● **EXERCISE REQUIREMENTS**
Filter the entries for the string "visited". Copy each line that has it.

++++++++

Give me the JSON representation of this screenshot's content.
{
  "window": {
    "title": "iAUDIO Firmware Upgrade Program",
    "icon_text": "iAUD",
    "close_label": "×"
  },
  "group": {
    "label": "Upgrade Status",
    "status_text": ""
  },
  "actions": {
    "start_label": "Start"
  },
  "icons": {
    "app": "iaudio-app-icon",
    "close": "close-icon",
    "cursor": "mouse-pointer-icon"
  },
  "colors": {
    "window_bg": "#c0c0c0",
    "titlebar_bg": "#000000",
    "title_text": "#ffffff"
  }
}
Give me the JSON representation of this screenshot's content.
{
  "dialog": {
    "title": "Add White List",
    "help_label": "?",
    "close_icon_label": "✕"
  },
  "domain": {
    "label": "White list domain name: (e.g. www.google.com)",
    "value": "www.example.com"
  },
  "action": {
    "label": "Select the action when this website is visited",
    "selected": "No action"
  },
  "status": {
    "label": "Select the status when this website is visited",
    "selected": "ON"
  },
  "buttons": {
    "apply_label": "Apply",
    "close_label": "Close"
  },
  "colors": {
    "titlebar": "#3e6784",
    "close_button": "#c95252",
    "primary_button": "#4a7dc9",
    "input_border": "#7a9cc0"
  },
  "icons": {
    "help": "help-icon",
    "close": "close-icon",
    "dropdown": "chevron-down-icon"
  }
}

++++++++

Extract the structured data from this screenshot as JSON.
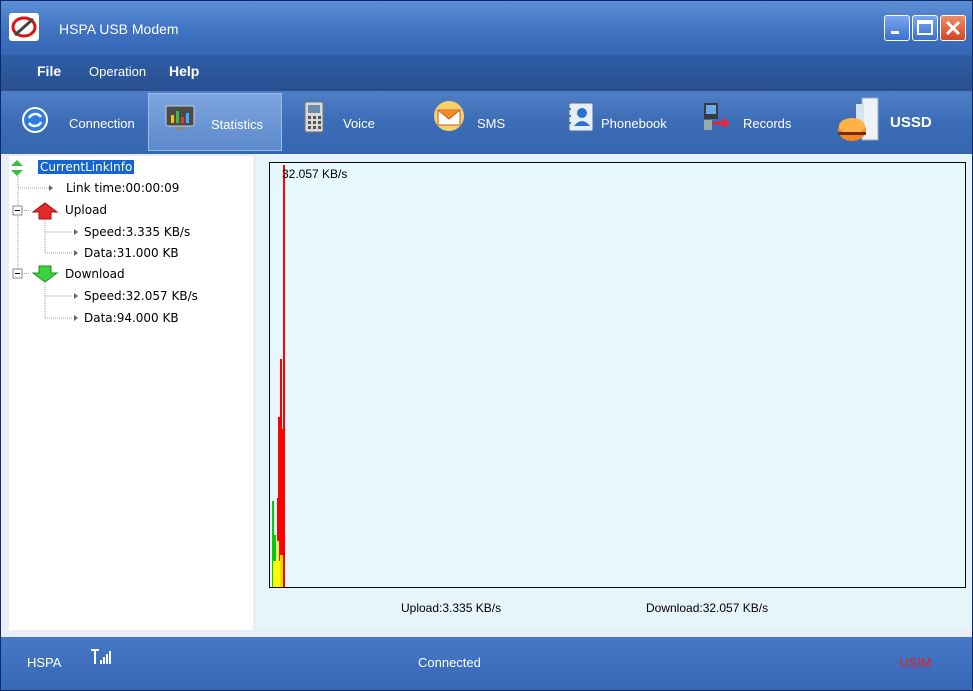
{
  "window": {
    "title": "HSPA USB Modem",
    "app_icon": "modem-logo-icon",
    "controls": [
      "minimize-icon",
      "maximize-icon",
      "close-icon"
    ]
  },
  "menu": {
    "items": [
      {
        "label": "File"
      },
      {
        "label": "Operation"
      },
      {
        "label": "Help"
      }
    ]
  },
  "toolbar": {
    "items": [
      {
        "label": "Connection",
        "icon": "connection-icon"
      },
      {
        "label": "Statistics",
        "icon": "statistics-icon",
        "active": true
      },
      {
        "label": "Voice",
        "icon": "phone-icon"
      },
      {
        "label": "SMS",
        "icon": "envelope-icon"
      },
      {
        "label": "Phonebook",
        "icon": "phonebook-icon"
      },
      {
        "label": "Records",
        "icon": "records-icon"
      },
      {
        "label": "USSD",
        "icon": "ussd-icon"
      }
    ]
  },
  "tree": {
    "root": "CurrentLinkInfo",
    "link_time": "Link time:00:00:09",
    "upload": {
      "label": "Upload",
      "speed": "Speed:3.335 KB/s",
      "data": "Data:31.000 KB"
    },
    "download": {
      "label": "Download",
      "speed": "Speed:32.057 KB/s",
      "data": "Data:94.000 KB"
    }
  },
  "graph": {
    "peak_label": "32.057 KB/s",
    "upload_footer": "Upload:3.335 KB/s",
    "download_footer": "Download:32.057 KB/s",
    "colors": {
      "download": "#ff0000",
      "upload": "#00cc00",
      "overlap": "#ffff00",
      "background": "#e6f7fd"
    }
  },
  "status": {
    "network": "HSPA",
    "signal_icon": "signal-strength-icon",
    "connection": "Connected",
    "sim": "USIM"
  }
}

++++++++

● **PROBLEM SOLUTION**
    "label": "Select the action when this website is visited",
    "label": "Select the status when this website is visited",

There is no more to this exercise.